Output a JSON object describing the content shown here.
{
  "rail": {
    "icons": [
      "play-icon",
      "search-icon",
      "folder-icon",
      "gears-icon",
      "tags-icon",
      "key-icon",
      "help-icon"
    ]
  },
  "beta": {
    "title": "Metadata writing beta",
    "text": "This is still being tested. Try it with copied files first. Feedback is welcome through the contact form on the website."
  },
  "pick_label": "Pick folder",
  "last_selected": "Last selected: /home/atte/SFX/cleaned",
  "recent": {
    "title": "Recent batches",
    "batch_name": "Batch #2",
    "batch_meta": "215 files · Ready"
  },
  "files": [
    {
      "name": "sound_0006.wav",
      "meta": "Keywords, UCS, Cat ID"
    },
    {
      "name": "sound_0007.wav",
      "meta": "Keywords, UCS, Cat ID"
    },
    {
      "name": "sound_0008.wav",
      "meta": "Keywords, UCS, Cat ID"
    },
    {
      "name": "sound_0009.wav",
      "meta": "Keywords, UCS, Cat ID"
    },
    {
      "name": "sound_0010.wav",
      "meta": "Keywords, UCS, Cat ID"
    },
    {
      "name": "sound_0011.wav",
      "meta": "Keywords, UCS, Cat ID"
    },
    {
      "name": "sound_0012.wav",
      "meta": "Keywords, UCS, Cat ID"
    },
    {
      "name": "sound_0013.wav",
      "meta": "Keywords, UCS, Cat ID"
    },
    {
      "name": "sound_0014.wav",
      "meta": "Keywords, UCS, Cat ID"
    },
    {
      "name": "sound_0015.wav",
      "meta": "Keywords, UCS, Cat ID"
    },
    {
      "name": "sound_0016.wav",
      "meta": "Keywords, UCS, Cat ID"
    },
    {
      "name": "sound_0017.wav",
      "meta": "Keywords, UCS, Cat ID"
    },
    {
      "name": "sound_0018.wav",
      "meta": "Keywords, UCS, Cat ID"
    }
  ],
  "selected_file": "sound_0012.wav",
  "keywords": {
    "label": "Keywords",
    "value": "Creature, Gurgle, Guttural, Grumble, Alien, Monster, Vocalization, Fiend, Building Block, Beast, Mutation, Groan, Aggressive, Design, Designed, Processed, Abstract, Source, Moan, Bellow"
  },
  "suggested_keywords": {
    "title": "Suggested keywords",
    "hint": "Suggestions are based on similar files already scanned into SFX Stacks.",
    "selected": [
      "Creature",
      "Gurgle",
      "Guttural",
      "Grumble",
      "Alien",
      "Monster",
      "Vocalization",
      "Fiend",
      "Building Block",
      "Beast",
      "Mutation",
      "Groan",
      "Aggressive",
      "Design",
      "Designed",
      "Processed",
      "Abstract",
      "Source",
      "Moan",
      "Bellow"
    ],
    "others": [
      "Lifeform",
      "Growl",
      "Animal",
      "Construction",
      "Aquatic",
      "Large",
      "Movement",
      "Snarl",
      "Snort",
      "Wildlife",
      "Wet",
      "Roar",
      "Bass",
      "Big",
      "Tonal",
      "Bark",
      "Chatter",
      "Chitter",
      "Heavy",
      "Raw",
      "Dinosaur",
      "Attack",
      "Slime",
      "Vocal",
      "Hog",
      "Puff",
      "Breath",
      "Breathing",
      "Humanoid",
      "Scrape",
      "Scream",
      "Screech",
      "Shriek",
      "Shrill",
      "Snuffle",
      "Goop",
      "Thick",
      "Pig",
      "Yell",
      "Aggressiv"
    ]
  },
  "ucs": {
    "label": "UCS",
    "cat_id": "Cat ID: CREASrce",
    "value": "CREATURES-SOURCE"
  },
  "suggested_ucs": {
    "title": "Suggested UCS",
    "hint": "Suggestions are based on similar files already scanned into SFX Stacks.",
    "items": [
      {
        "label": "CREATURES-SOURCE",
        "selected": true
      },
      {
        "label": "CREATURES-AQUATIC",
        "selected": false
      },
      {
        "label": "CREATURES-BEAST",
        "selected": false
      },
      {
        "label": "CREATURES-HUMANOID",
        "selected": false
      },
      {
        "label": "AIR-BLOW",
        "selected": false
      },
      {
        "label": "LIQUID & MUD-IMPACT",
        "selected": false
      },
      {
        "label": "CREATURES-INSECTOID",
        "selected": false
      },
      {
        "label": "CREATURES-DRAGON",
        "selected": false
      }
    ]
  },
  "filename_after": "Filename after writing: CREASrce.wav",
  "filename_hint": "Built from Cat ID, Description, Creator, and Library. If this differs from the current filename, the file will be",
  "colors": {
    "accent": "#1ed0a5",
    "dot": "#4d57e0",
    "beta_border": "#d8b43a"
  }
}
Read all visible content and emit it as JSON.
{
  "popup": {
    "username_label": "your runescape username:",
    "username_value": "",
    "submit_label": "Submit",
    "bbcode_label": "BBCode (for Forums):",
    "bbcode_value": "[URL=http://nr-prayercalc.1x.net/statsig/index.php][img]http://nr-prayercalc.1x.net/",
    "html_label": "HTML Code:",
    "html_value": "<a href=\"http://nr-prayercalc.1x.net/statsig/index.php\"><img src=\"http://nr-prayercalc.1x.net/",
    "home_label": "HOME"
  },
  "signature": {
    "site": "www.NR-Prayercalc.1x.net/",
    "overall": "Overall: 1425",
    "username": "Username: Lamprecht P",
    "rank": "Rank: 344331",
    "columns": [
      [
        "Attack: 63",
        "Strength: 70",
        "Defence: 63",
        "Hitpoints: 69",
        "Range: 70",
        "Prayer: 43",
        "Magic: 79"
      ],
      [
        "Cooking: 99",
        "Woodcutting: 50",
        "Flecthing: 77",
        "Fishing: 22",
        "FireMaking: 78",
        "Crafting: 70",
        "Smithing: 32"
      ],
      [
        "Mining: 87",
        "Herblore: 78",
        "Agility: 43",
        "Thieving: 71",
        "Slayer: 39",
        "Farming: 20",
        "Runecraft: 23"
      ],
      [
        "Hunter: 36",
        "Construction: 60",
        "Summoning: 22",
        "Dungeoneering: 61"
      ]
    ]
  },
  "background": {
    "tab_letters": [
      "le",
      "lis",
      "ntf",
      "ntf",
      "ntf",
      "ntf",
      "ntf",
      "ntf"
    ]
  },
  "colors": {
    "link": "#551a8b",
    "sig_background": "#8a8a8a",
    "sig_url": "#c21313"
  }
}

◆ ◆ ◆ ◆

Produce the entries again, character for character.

Output a JSON object describing the content shown here.
{
  "rail": {
    "icons": [
      "play-icon",
      "search-icon",
      "folder-icon",
      "gears-icon",
      "tags-icon",
      "key-icon",
      "help-icon"
    ]
  },
  "beta": {
    "title": "Metadata writing beta",
    "text": "This is still being tested. Try it with copied files first. Feedback is welcome through the contact form on the website."
  },
  "pick_label": "Pick folder",
  "last_selected": "Last selected: /home/atte/SFX/cleaned",
  "recent": {
    "title": "Recent batches",
    "batch_name": "Batch #2",
    "batch_meta": "215 files · Ready"
  },
  "files": [
    {
      "name": "sound_0006.wav",
      "meta": "Keywords, UCS, Cat ID"
    },
    {
      "name": "sound_0007.wav",
      "meta": "Keywords, UCS, Cat ID"
    },
    {
      "name": "sound_0008.wav",
      "meta": "Keywords, UCS, Cat ID"
    },
    {
      "name": "sound_0009.wav",
      "meta": "Keywords, UCS, Cat ID"
    },
    {
      "name": "sound_0010.wav",
      "meta": "Keywords, UCS, Cat ID"
    },
    {
      "name": "sound_0011.wav",
      "meta": "Keywords, UCS, Cat ID"
    },
    {
      "name": "sound_0012.wav",
      "meta": "Keywords, UCS, Cat ID"
    },
    {
      "name": "sound_0013.wav",
      "meta": "Keywords, UCS, Cat ID"
    },
    {
      "name": "sound_0014.wav",
      "meta": "Keywords, UCS, Cat ID"
    },
    {
      "name": "sound_0015.wav",
      "meta": "Keywords, UCS, Cat ID"
    },
    {
      "name": "sound_0016.wav",
      "meta": "Keywords, UCS, Cat ID"
    },
    {
      "name": "sound_0017.wav",
      "meta": "Keywords, UCS, Cat ID"
    },
    {
      "name": "sound_0018.wav",
      "meta": "Keywords, UCS, Cat ID"
    }
  ],
  "selected_file": "sound_0012.wav",
  "keywords": {
    "label": "Keywords",
    "value": "Creature, Gurgle, Guttural, Grumble, Alien, Monster, Vocalization, Fiend, Building Block, Beast, Mutation, Groan, Aggressive, Design, Designed, Processed, Abstract, Source, Moan, Bellow"
  },
  "suggested_keywords": {
    "title": "Suggested keywords",
    "hint": "Suggestions are based on similar files already scanned into SFX Stacks.",
    "selected": [
      "Creature",
      "Gurgle",
      "Guttural",
      "Grumble",
      "Alien",
      "Monster",
      "Vocalization",
      "Fiend",
      "Building Block",
      "Beast",
      "Mutation",
      "Groan",
      "Aggressive",
      "Design",
      "Designed",
      "Processed",
      "Abstract",
      "Source",
      "Moan",
      "Bellow"
    ],
    "others": [
      "Lifeform",
      "Growl",
      "Animal",
      "Construction",
      "Aquatic",
      "Large",
      "Movement",
      "Snarl",
      "Snort",
      "Wildlife",
      "Wet",
      "Roar",
      "Bass",
      "Big",
      "Tonal",
      "Bark",
      "Chatter",
      "Chitter",
      "Heavy",
      "Raw",
      "Dinosaur",
      "Attack",
      "Slime",
      "Vocal",
      "Hog",
      "Puff",
      "Breath",
      "Breathing",
      "Humanoid",
      "Scrape",
      "Scream",
      "Screech",
      "Shriek",
      "Shrill",
      "Snuffle",
      "Goop",
      "Thick",
      "Pig",
      "Yell",
      "Aggressiv"
    ]
  },
  "ucs": {
    "label": "UCS",
    "cat_id": "Cat ID: CREASrce",
    "value": "CREATURES-SOURCE"
  },
  "suggested_ucs": {
    "title": "Suggested UCS",
    "hint": "Suggestions are based on similar files already scanned into SFX Stacks.",
    "items": [
      {
        "label": "CREATURES-SOURCE",
        "selected": true
      },
      {
        "label": "CREATURES-AQUATIC",
        "selected": false
      },
      {
        "label": "CREATURES-BEAST",
        "selected": false
      },
      {
        "label": "CREATURES-HUMANOID",
        "selected": false
      },
      {
        "label": "AIR-BLOW",
        "selected": false
      },
      {
        "label": "LIQUID & MUD-IMPACT",
        "selected": false
      },
      {
        "label": "CREATURES-INSECTOID",
        "selected": false
      },
      {
        "label": "CREATURES-DRAGON",
        "selected": false
      }
    ]
  },
  "filename_after": "Filename after writing: CREASrce.wav",
  "filename_hint": "Built from Cat ID, Description, Creator, and Library. If this differs from the current filename, the file will be",
  "colors": {
    "accent": "#1ed0a5",
    "dot": "#4d57e0",
    "beta_border": "#d8b43a"
  }
}
Read all visible content and emit it as JSON.
{
  "popup": {
    "username_label": "your runescape username:",
    "username_value": "",
    "submit_label": "Submit",
    "bbcode_label": "BBCode (for Forums):",
    "bbcode_value": "[URL=http://nr-prayercalc.1x.net/statsig/index.php][img]http://nr-prayercalc.1x.net/",
    "html_label": "HTML Code:",
    "html_value": "<a href=\"http://nr-prayercalc.1x.net/statsig/index.php\"><img src=\"http://nr-prayercalc.1x.net/",
    "home_label": "HOME"
  },
  "signature": {
    "site": "www.NR-Prayercalc.1x.net/",
    "overall": "Overall: 1425",
    "username": "Username: Lamprecht P",
    "rank": "Rank: 344331",
    "columns": [
      [
        "Attack: 63",
        "Strength: 70",
        "Defence: 63",
        "Hitpoints: 69",
        "Range: 70",
        "Prayer: 43",
        "Magic: 79"
      ],
      [
        "Cooking: 99",
        "Woodcutting: 50",
        "Flecthing: 77",
        "Fishing: 22",
        "FireMaking: 78",
        "Crafting: 70",
        "Smithing: 32"
      ],
      [
        "Mining: 87",
        "Herblore: 78",
        "Agility: 43",
        "Thieving: 71",
        "Slayer: 39",
        "Farming: 20",
        "Runecraft: 23"
      ],
      [
        "Hunter: 36",
        "Construction: 60",
        "Summoning: 22",
        "Dungeoneering: 61"
      ]
    ]
  },
  "background": {
    "tab_letters": [
      "le",
      "lis",
      "ntf",
      "ntf",
      "ntf",
      "ntf",
      "ntf",
      "ntf"
    ]
  },
  "colors": {
    "link": "#551a8b",
    "sig_background": "#8a8a8a",
    "sig_url": "#c21313"
  }
}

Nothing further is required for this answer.